**WORK TO COMPLETE**
Search each line of the data for the word "Password"; copy every line where it is found.

[SOURCE MATERIAL]

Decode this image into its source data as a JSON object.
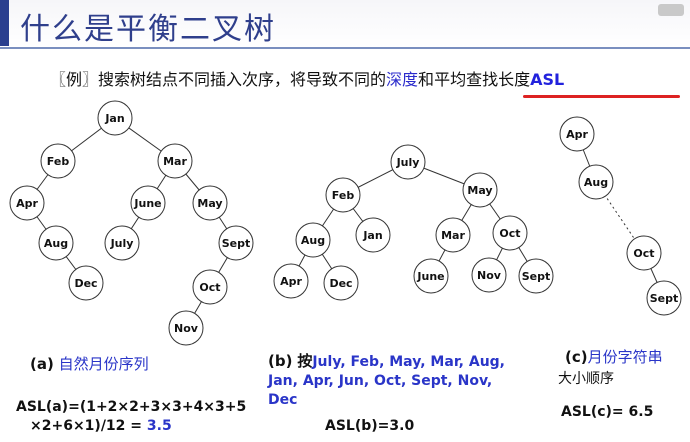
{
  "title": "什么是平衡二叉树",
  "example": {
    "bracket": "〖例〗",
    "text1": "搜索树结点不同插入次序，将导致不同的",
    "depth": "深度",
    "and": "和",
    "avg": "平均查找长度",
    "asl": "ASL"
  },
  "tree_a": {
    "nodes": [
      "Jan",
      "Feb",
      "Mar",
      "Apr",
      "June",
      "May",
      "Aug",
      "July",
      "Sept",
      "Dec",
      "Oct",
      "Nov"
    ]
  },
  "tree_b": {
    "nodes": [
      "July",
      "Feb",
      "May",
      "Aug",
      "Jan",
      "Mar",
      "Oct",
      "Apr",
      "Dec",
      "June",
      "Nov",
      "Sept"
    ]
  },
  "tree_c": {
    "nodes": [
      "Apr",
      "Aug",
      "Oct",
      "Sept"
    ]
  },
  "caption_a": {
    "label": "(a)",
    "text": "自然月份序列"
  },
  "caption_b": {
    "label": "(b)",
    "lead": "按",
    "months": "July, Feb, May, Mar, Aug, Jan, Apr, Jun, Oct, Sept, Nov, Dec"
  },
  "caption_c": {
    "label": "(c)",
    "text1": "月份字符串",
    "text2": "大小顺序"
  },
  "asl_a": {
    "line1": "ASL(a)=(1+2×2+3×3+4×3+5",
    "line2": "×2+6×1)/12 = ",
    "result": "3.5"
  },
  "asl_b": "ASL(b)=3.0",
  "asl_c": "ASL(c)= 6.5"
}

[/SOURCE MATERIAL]
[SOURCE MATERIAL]

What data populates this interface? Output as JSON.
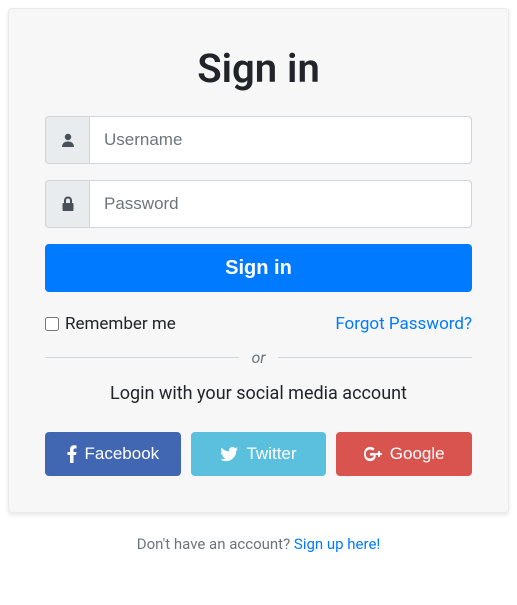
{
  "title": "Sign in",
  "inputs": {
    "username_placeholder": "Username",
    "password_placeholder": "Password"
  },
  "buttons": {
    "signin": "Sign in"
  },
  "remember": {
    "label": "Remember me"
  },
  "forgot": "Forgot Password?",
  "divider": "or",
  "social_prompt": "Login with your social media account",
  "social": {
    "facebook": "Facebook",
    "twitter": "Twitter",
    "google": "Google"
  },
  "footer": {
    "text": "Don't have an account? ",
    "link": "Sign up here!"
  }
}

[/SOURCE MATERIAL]

**ANSWER TO THE PROBLEM**
    "password_placeholder": "Password"
  "forgot": "Forgot Password?",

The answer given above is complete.